  • Never try medications or home remedies without consulting a medical professional: Don't give the person any medication or attempt to remove the object with homemade cures. These might not be safe or effective, and they can make the condition worse.

  • Never shy away from getting medical help: If a foreign object is swallowed and it's toxic, huge, or pointy, medical treatment needs to be sought right away. Even if the person first seems unhurt, you should seek medical attention.

  • Never ignore signs of discomfort: If an individual encounters symptoms such as breathlessness, gagging, intense discomfort, or ongoing coughing, it is crucial not to ignore these indicators. They could suggest that the item is leading to complications and demands immediate medical attention.

Frequently Asked Questions

Here are some frequently asked questions about First Aid for foreign objects swallowed.


What should I do if I swallow something?

If you have swallowed something, then you should refrain from eating or drinking anything until you discuss your situation with a healthcare practitioner. This is because if you need to go to the hospital and the object needs to be removed, you may be required to be on an empty stomach. It is essential not to attempt to make someone vomit because this could result in blocking the airway.

When should I be worried about a swallowed object?

If your child is suffocating or refuses to eat or drink, has stomach pain, vomiting, bloody faeces, or coughs constantly, consult a doctor. If the object hasn't passed in three days and your child is getting sick, see a doctor. 

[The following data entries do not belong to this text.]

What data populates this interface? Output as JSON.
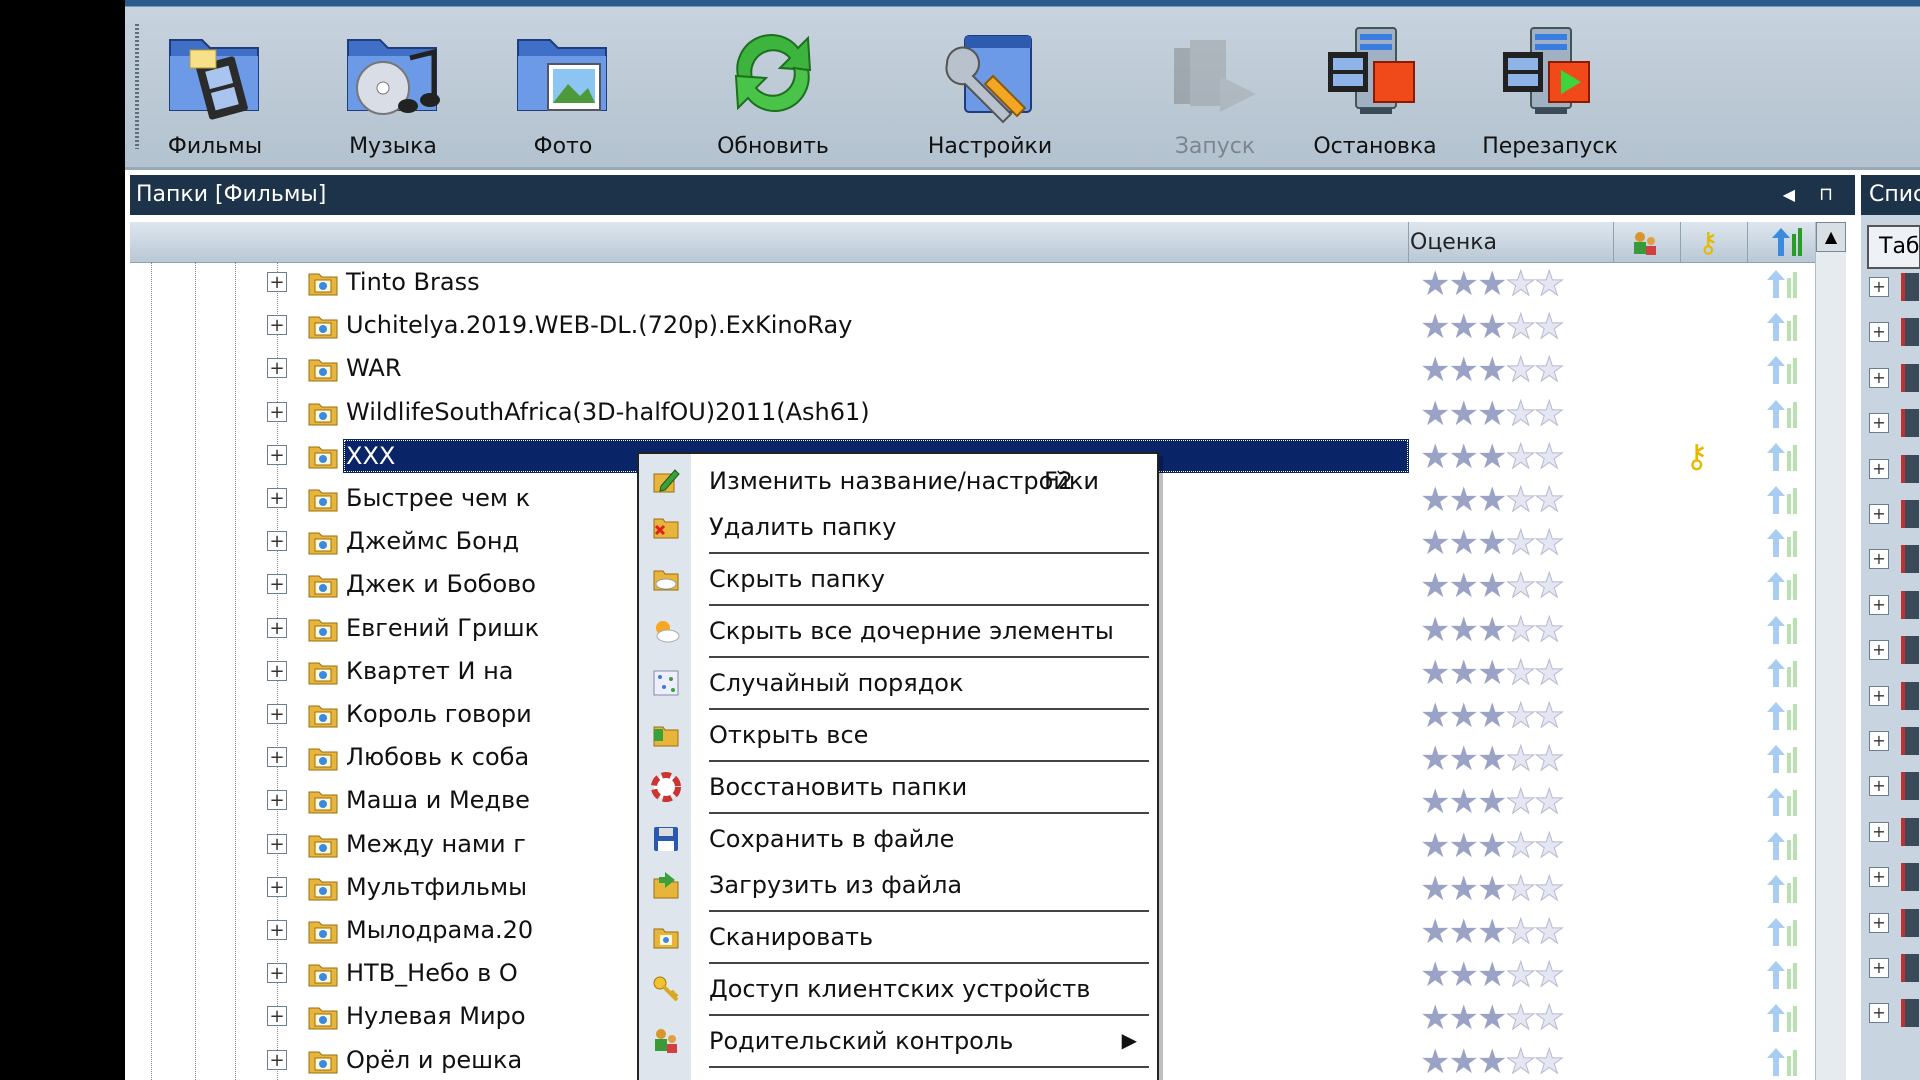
{
  "toolbar": {
    "buttons": [
      {
        "label": "Фильмы",
        "icon": "film-folder-icon"
      },
      {
        "label": "Музыка",
        "icon": "music-folder-icon"
      },
      {
        "label": "Фото",
        "icon": "photo-folder-icon"
      },
      {
        "label": "Обновить",
        "icon": "refresh-icon"
      },
      {
        "label": "Настройки",
        "icon": "settings-icon"
      },
      {
        "label": "Запуск",
        "icon": "start-icon"
      },
      {
        "label": "Остановка",
        "icon": "stop-icon"
      },
      {
        "label": "Перезапуск",
        "icon": "restart-icon"
      }
    ]
  },
  "folders_panel": {
    "title": "Папки [Фильмы]",
    "rating_header": "Оценка"
  },
  "right_pane": {
    "title": "Спис",
    "tab": "Таб"
  },
  "tree": {
    "rows": [
      {
        "name": "Tinto Brass",
        "rating": 3
      },
      {
        "name": "Uchitelya.2019.WEB-DL.(720p).ExKinoRay",
        "rating": 3
      },
      {
        "name": "WAR",
        "rating": 3
      },
      {
        "name": "WildlifeSouthAfrica(3D-halfOU)2011(Ash61)",
        "rating": 3
      },
      {
        "name": "XXX",
        "rating": 3,
        "selected": true,
        "restricted": true
      },
      {
        "name": "Быстрее чем к",
        "rating": 3
      },
      {
        "name": "Джеймс Бонд",
        "rating": 3
      },
      {
        "name": "Джек и Бобово",
        "rating": 3
      },
      {
        "name": "Евгений Гришк",
        "rating": 3
      },
      {
        "name": "Квартет И на",
        "rating": 3
      },
      {
        "name": "Король говори",
        "rating": 3
      },
      {
        "name": "Любовь к соба",
        "rating": 3
      },
      {
        "name": "Маша и Медве",
        "rating": 3
      },
      {
        "name": "Между нами г",
        "rating": 3
      },
      {
        "name": "Мультфильмы",
        "rating": 3
      },
      {
        "name": "Мылодрама.20",
        "rating": 3
      },
      {
        "name": "НТВ_Небо в О",
        "rating": 3
      },
      {
        "name": "Нулевая Миро",
        "rating": 3
      },
      {
        "name": "Орёл и решка",
        "rating": 3
      }
    ]
  },
  "context_menu": {
    "items": [
      {
        "label": "Изменить название/настройки",
        "shortcut": "F2",
        "icon": "edit-icon"
      },
      {
        "label": "Удалить папку",
        "icon": "delete-folder-icon"
      },
      {
        "label": "Скрыть папку",
        "icon": "hide-folder-icon"
      },
      {
        "label": "Скрыть все дочерние элементы",
        "icon": "hide-children-icon"
      },
      {
        "label": "Случайный порядок",
        "icon": "random-order-icon"
      },
      {
        "label": "Открыть все",
        "icon": "open-all-icon"
      },
      {
        "label": "Восстановить папки",
        "icon": "lifebuoy-icon"
      },
      {
        "label": "Сохранить в файле",
        "icon": "floppy-icon"
      },
      {
        "label": "Загрузить из файла",
        "icon": "load-file-icon"
      },
      {
        "label": "Сканировать",
        "icon": "scan-icon"
      },
      {
        "label": "Доступ клиентских устройств",
        "icon": "key-icon"
      },
      {
        "label": "Родительский контроль",
        "icon": "parental-control-icon",
        "submenu": true
      }
    ]
  }
}
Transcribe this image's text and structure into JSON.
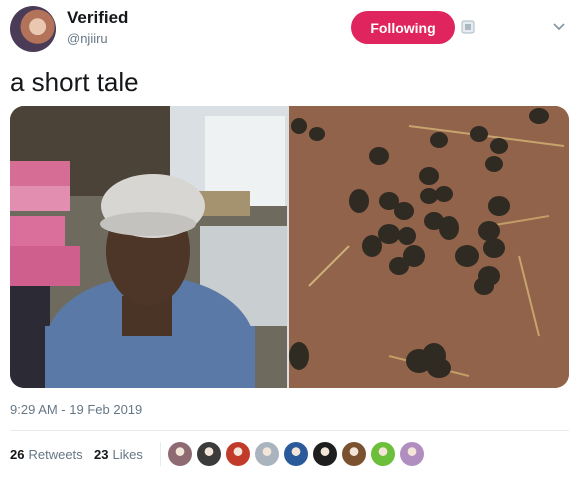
{
  "author": {
    "display_name": "Verified",
    "handle": "@njiiru"
  },
  "actions": {
    "follow_label": "Following"
  },
  "tweet": {
    "text": "a short tale",
    "timestamp": "9:29 AM - 19 Feb 2019"
  },
  "stats": {
    "retweets_count": "26",
    "retweets_label": "Retweets",
    "likes_count": "23",
    "likes_label": "Likes"
  },
  "colors": {
    "follow_button": "#e0245e",
    "secondary_text": "#657786",
    "primary_text": "#14171a"
  },
  "likers": [
    {
      "color": "#8e6a73"
    },
    {
      "color": "#3b3b3b"
    },
    {
      "color": "#c23b2a"
    },
    {
      "color": "#aab4be"
    },
    {
      "color": "#2a5a9a"
    },
    {
      "color": "#1e1e1e"
    },
    {
      "color": "#7a5230"
    },
    {
      "color": "#6cbf3a"
    },
    {
      "color": "#b08fc0"
    }
  ]
}
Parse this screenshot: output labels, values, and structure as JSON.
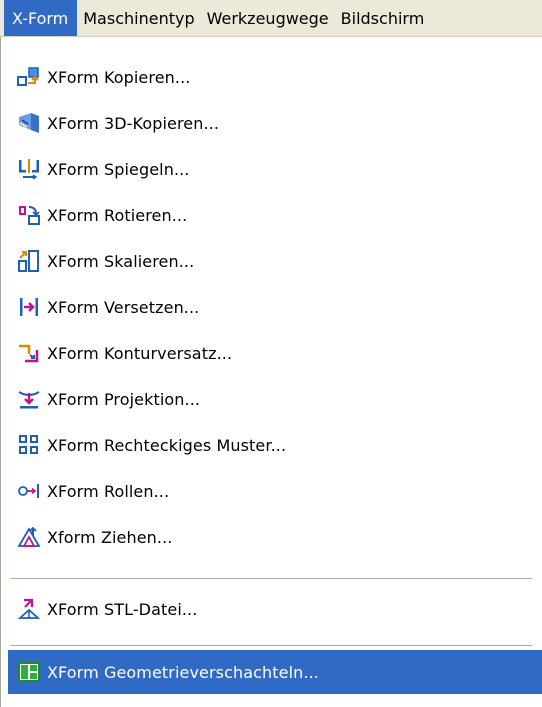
{
  "menubar": {
    "items": [
      "X-Form",
      "Maschinentyp",
      "Werkzeugwege",
      "Bildschirm"
    ],
    "active_index": 0
  },
  "menu": {
    "items": [
      {
        "label": "XForm Kopieren...",
        "icon": "copy-icon"
      },
      {
        "label": "XForm 3D-Kopieren...",
        "icon": "3d-copy-icon"
      },
      {
        "label": "XForm Spiegeln...",
        "icon": "mirror-icon"
      },
      {
        "label": "XForm Rotieren...",
        "icon": "rotate-icon"
      },
      {
        "label": "XForm Skalieren...",
        "icon": "scale-icon"
      },
      {
        "label": "XForm Versetzen...",
        "icon": "translate-icon"
      },
      {
        "label": "XForm Konturversatz...",
        "icon": "contour-offset-icon"
      },
      {
        "label": "XForm Projektion...",
        "icon": "projection-icon"
      },
      {
        "label": "XForm Rechteckiges Muster...",
        "icon": "rectangular-pattern-icon"
      },
      {
        "label": "XForm Rollen...",
        "icon": "roll-icon"
      },
      {
        "label": "Xform Ziehen...",
        "icon": "drag-icon"
      },
      {
        "label": "XForm STL-Datei...",
        "icon": "stl-file-icon"
      },
      {
        "label": "XForm Geometrieverschachteln...",
        "icon": "nesting-icon",
        "highlighted": true
      }
    ]
  },
  "colors": {
    "highlight": "#316ac5",
    "menubar_bg": "#ece9d8",
    "separator": "#aca899"
  }
}
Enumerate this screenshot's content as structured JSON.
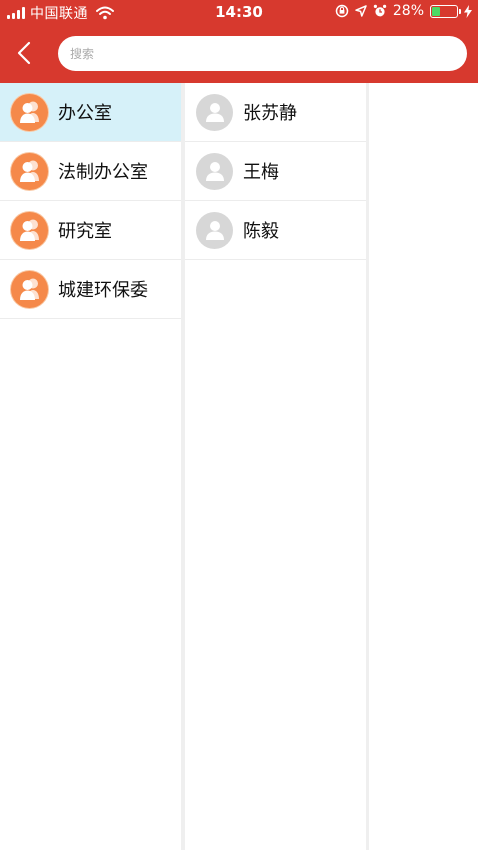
{
  "status_bar": {
    "carrier": "中国联通",
    "time": "14:30",
    "battery_percent": "28%",
    "battery_level": 0.28,
    "icons": [
      "signal-icon",
      "wifi-icon",
      "orientation-lock-icon",
      "location-icon",
      "alarm-icon",
      "battery-icon",
      "charging-icon"
    ]
  },
  "header": {
    "back_icon": "chevron-left-icon",
    "search_placeholder": "搜索",
    "background_color": "#d7392e"
  },
  "departments": [
    {
      "label": "办公室",
      "selected": true
    },
    {
      "label": "法制办公室",
      "selected": false
    },
    {
      "label": "研究室",
      "selected": false
    },
    {
      "label": "城建环保委",
      "selected": false
    }
  ],
  "members": [
    {
      "label": "张苏静"
    },
    {
      "label": "王梅"
    },
    {
      "label": "陈毅"
    }
  ],
  "colors": {
    "selected_row": "#d6f1f9",
    "group_avatar": "#f5894a",
    "person_avatar": "#d7d7d7"
  }
}
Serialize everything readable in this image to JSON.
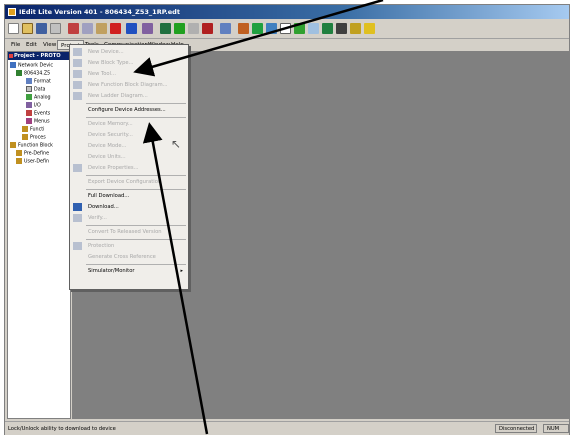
{
  "window": {
    "title": "IEdit Lite Version 401 - 806434_Z53_1RP.edt"
  },
  "menubar": {
    "items": [
      {
        "label": "File"
      },
      {
        "label": "Edit"
      },
      {
        "label": "View"
      },
      {
        "label": "Project"
      },
      {
        "label": "Tools"
      },
      {
        "label": "Communications"
      },
      {
        "label": "Window"
      },
      {
        "label": "Help"
      }
    ]
  },
  "tree": {
    "header": "Project - PROTO",
    "rows": [
      {
        "label": "Network Devic"
      },
      {
        "label": "806434.Z5"
      },
      {
        "label": "Format"
      },
      {
        "label": "Data"
      },
      {
        "label": "Analog"
      },
      {
        "label": "I/O"
      },
      {
        "label": "Events"
      },
      {
        "label": "Menus"
      },
      {
        "label": "Functi"
      },
      {
        "label": "Proces"
      },
      {
        "label": "Function Block"
      },
      {
        "label": "Pre-Define"
      },
      {
        "label": "User-Defin"
      }
    ]
  },
  "project_menu": {
    "items": [
      {
        "label": "New Device...",
        "enabled": false
      },
      {
        "label": "New Block Type...",
        "enabled": false
      },
      {
        "label": "New Tool...",
        "enabled": false
      },
      {
        "label": "New Function Block Diagram...",
        "enabled": false
      },
      {
        "label": "New Ladder Diagram...",
        "enabled": false
      },
      {
        "label": "Configure Device Addresses...",
        "enabled": true
      },
      {
        "label": "Device Memory...",
        "enabled": false
      },
      {
        "label": "Device Security...",
        "enabled": false
      },
      {
        "label": "Device Mode...",
        "enabled": false
      },
      {
        "label": "Device Units...",
        "enabled": false
      },
      {
        "label": "Device Properties...",
        "enabled": false
      },
      {
        "label": "Export Device Configuration",
        "enabled": false
      },
      {
        "label": "Full Download...",
        "enabled": true
      },
      {
        "label": "Download...",
        "enabled": true
      },
      {
        "label": "Verify...",
        "enabled": false
      },
      {
        "label": "Convert To Released Version",
        "enabled": false
      },
      {
        "label": "Protection",
        "enabled": false
      },
      {
        "label": "Generate Cross Reference",
        "enabled": false
      },
      {
        "label": "Simulator/Monitor",
        "enabled": true,
        "submenu": true
      }
    ]
  },
  "statusbar": {
    "message": "Lock/Unlock ability to download to device",
    "connection": "Disconnected",
    "num": "NUM"
  }
}
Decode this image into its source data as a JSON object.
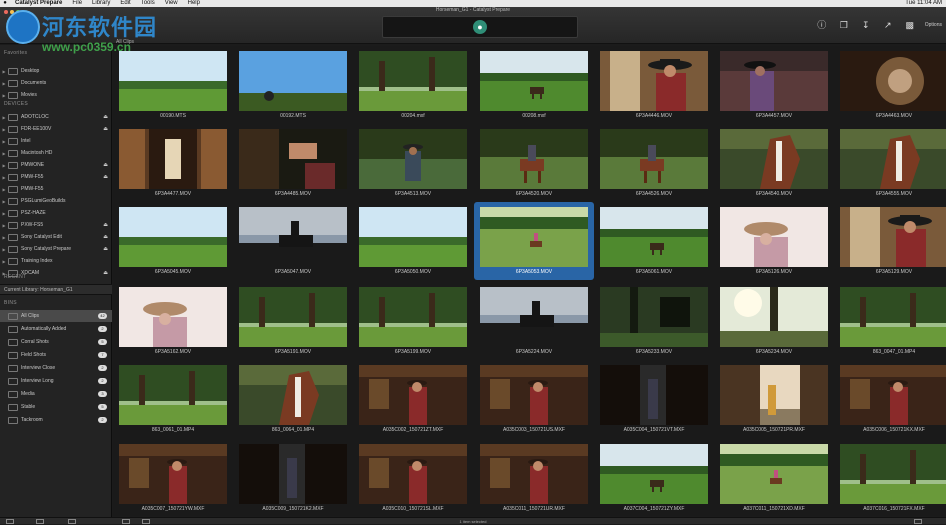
{
  "menubar": {
    "apple": "",
    "items": [
      "Catalyst Prepare",
      "File",
      "Library",
      "Edit",
      "Tools",
      "View",
      "Help"
    ],
    "clock": "Tue 11:04 AM"
  },
  "window": {
    "title": "Horseman_G1 - Catalyst Prepare",
    "tab": "All Clips",
    "options_label": "Options"
  },
  "watermark": {
    "text": "河东软件园",
    "url": "www.pc0359.cn"
  },
  "sidebar": {
    "top_label": "Favorites",
    "favorites": [
      "Desktop",
      "Documents",
      "Movies"
    ],
    "devices_title": "DEVICES",
    "devices": [
      {
        "label": "ADOTCLOC",
        "eject": true
      },
      {
        "label": "FDR-EE100V",
        "eject": true
      },
      {
        "label": "Intel",
        "eject": false
      },
      {
        "label": "Macintosh HD",
        "eject": false
      },
      {
        "label": "PMWONE",
        "eject": true
      },
      {
        "label": "PMW-F55",
        "eject": true
      },
      {
        "label": "PMW-F55",
        "eject": false
      },
      {
        "label": "PSGLumiGeoBuilds",
        "eject": false
      },
      {
        "label": "PSZ-HAZE",
        "eject": false
      },
      {
        "label": "PXW-FS5",
        "eject": true
      },
      {
        "label": "Sony Catalyst Edit",
        "eject": true
      },
      {
        "label": "Sony Catalyst Prepare",
        "eject": true
      },
      {
        "label": "Training Index",
        "eject": false
      },
      {
        "label": "XDCAM",
        "eject": true
      }
    ],
    "recent_title": "RECENT",
    "library": "Current Library: Horseman_G1",
    "bins_title": "BINS",
    "bins": [
      {
        "label": "All Clips",
        "count": "42",
        "selected": true
      },
      {
        "label": "Automatically Added",
        "count": "2",
        "selected": false
      },
      {
        "label": "Corral Shots",
        "count": "5",
        "selected": false
      },
      {
        "label": "Field Shots",
        "count": "7",
        "selected": false
      },
      {
        "label": "Interview Close",
        "count": "2",
        "selected": false
      },
      {
        "label": "Interview Long",
        "count": "2",
        "selected": false
      },
      {
        "label": "Media",
        "count": "3",
        "selected": false
      },
      {
        "label": "Stable",
        "count": "5",
        "selected": false
      },
      {
        "label": "Tackroom",
        "count": "2",
        "selected": false
      }
    ]
  },
  "clips": [
    {
      "name": "00190.MTS",
      "scene": "field"
    },
    {
      "name": "00192.MTS",
      "scene": "sky"
    },
    {
      "name": "00204.mxf",
      "scene": "trees"
    },
    {
      "name": "00208.mxf",
      "scene": "field-horse"
    },
    {
      "name": "6P3A4446.MOV",
      "scene": "cowboy"
    },
    {
      "name": "6P3A4457.MOV",
      "scene": "cowboy-dark"
    },
    {
      "name": "6P3A4463.MOV",
      "scene": "closeup"
    },
    {
      "name": "6P3A4477.MOV",
      "scene": "stable"
    },
    {
      "name": "6P3A4485.MOV",
      "scene": "hands"
    },
    {
      "name": "6P3A4513.MOV",
      "scene": "cowboy-trees"
    },
    {
      "name": "6P3A4520.MOV",
      "scene": "rider-trees"
    },
    {
      "name": "6P3A4526.MOV",
      "scene": "rider-trees"
    },
    {
      "name": "6P3A4540.MOV",
      "scene": "horse-head"
    },
    {
      "name": "6P3A4555.MOV",
      "scene": "horse-head"
    },
    {
      "name": "6P3A5045.MOV",
      "scene": "field"
    },
    {
      "name": "6P3A5047.MOV",
      "scene": "silhouette"
    },
    {
      "name": "6P3A5050.MOV",
      "scene": "field"
    },
    {
      "name": "6P3A5053.MOV",
      "scene": "field-rider"
    },
    {
      "name": "6P3A5061.MOV",
      "scene": "field-horse"
    },
    {
      "name": "6P3A5126.MOV",
      "scene": "cowboy-bright"
    },
    {
      "name": "6P3A5129.MOV",
      "scene": "cowboy"
    },
    {
      "name": "6P3A5162.MOV",
      "scene": "cowboy-bright"
    },
    {
      "name": "6P3A5191.MOV",
      "scene": "trees"
    },
    {
      "name": "6P3A5199.MOV",
      "scene": "trees"
    },
    {
      "name": "6P3A5224.MOV",
      "scene": "silhouette"
    },
    {
      "name": "6P3A5233.MOV",
      "scene": "trees-dark"
    },
    {
      "name": "6P3A5234.MOV",
      "scene": "sunlit"
    },
    {
      "name": "863_0047_01.MP4",
      "scene": "trees"
    },
    {
      "name": "863_0061_01.MP4",
      "scene": "trees"
    },
    {
      "name": "863_0064_01.MP4",
      "scene": "horse-head"
    },
    {
      "name": "A035C002_150721ZT.MXF",
      "scene": "interior"
    },
    {
      "name": "A035C003_150721US.MXF",
      "scene": "interior"
    },
    {
      "name": "A035C004_150721VT.MXF",
      "scene": "dark"
    },
    {
      "name": "A035C005_150721PR.MXF",
      "scene": "interior-light"
    },
    {
      "name": "A035C006_150721KX.MXF",
      "scene": "interior"
    },
    {
      "name": "A035C007_150721YW.MXF",
      "scene": "interior"
    },
    {
      "name": "A035C009_150721K2.MXF",
      "scene": "dark"
    },
    {
      "name": "A035C010_150721SL.MXF",
      "scene": "interior"
    },
    {
      "name": "A035C011_150721UR.MXF",
      "scene": "interior"
    },
    {
      "name": "A037C004_150721ZY.MXF",
      "scene": "field-horse"
    },
    {
      "name": "A037C011_150721XD.MXF",
      "scene": "field-rider"
    },
    {
      "name": "A037C016_150721FX.MXF",
      "scene": "trees"
    }
  ],
  "selected_clip": "6P3A5053.MOV",
  "status": "1 item selected",
  "colors": {
    "selection": "#2965a6",
    "background": "#1a1a1a",
    "sidebar": "#232323",
    "accent": "#2f8e77"
  }
}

What happens if you swallow a hard object?

In many circumstances, the swallowed object gets cleared by the digestive system and eventually exits the body. However, in other situations, the object may become lodged or cause harm as it travels through the body. If this occurs, you must seek medical attention.


Disclaimer: The content on this page is generic and shared only for informational and explanatory purposes. Please consult a doctor before making any health-related decisions.


Want to post any comments?


Affordable Health Insurance for You & Your Family starting @ ₹20/day*

✅ 100% Room Rent Covered* ✅ Zero deductions at claims ✅ 7100+ Cashless Hospitals

quote icon

Check health insurance

quote icon